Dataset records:
--------

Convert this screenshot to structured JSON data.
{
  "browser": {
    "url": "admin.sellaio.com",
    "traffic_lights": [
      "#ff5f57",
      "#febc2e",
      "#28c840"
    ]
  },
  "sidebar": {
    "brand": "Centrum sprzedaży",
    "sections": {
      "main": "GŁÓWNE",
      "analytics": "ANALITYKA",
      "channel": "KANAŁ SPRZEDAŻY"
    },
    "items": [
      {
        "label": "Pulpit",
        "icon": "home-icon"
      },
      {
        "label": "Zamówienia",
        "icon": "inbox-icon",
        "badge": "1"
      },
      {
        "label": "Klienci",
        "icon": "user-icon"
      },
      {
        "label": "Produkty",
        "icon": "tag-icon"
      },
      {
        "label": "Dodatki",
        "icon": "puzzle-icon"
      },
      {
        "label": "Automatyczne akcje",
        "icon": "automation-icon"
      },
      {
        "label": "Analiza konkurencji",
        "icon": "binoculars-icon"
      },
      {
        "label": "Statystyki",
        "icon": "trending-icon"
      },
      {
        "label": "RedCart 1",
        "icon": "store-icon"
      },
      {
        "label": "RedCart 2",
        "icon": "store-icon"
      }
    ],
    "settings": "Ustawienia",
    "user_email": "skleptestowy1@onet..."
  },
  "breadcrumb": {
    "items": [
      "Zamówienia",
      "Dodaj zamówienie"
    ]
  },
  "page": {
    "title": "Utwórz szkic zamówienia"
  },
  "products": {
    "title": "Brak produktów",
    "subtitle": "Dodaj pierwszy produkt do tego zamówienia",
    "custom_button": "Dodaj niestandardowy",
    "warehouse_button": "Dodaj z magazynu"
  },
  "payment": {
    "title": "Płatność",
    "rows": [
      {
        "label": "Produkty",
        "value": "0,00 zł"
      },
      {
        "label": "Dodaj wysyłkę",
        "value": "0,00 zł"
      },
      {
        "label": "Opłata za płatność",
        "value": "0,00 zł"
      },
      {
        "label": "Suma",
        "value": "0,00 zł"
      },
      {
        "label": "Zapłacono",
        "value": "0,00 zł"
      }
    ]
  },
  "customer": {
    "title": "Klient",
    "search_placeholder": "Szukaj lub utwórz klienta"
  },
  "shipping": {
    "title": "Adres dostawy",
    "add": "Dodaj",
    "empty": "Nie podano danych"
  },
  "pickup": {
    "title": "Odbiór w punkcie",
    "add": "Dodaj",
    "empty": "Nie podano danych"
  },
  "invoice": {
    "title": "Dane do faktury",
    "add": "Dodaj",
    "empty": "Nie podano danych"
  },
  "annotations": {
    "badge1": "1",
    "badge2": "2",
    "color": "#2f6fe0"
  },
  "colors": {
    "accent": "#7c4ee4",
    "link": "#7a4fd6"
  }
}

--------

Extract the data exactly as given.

RESPONSE AREA:
Convert this screenshot to structured JSON data.
{
  "browser": {
    "url": "admin.sellaio.com",
    "traffic_lights": [
      "#ff5f57",
      "#febc2e",
      "#28c840"
    ]
  },
  "sidebar": {
    "brand": "Centrum sprzedaży",
    "sections": {
      "main": "GŁÓWNE",
      "analytics": "ANALITYKA",
      "channel": "KANAŁ SPRZEDAŻY"
    },
    "items": [
      {
        "label": "Pulpit",
        "icon": "home-icon"
      },
      {
        "label": "Zamówienia",
        "icon": "inbox-icon",
        "badge": "1"
      },
      {
        "label": "Klienci",
        "icon": "user-icon"
      },
      {
        "label": "Produkty",
        "icon": "tag-icon"
      },
      {
        "label": "Dodatki",
        "icon": "puzzle-icon"
      },
      {
        "label": "Automatyczne akcje",
        "icon": "automation-icon"
      },
      {
        "label": "Analiza konkurencji",
        "icon": "binoculars-icon"
      },
      {
        "label": "Statystyki",
        "icon": "trending-icon"
      },
      {
        "label": "RedCart 1",
        "icon": "store-icon"
      },
      {
        "label": "RedCart 2",
        "icon": "store-icon"
      }
    ],
    "settings": "Ustawienia",
    "user_email": "skleptestowy1@onet..."
  },
  "breadcrumb": {
    "items": [
      "Zamówienia",
      "Dodaj zamówienie"
    ]
  },
  "page": {
    "title": "Utwórz szkic zamówienia"
  },
  "products": {
    "title": "Brak produktów",
    "subtitle": "Dodaj pierwszy produkt do tego zamówienia",
    "custom_button": "Dodaj niestandardowy",
    "warehouse_button": "Dodaj z magazynu"
  },
  "payment": {
    "title": "Płatność",
    "rows": [
      {
        "label": "Produkty",
        "value": "0,00 zł"
      },
      {
        "label": "Dodaj wysyłkę",
        "value": "0,00 zł"
      },
      {
        "label": "Opłata za płatność",
        "value": "0,00 zł"
      },
      {
        "label": "Suma",
        "value": "0,00 zł"
      },
      {
        "label": "Zapłacono",
        "value": "0,00 zł"
      }
    ]
  },
  "customer": {
    "title": "Klient",
    "search_placeholder": "Szukaj lub utwórz klienta"
  },
  "shipping": {
    "title": "Adres dostawy",
    "add": "Dodaj",
    "empty": "Nie podano danych"
  },
  "pickup": {
    "title": "Odbiór w punkcie",
    "add": "Dodaj",
    "empty": "Nie podano danych"
  },
  "invoice": {
    "title": "Dane do faktury",
    "add": "Dodaj",
    "empty": "Nie podano danych"
  },
  "annotations": {
    "badge1": "1",
    "badge2": "2",
    "color": "#2f6fe0"
  },
  "colors": {
    "accent": "#7c4ee4",
    "link": "#7a4fd6"
  }
}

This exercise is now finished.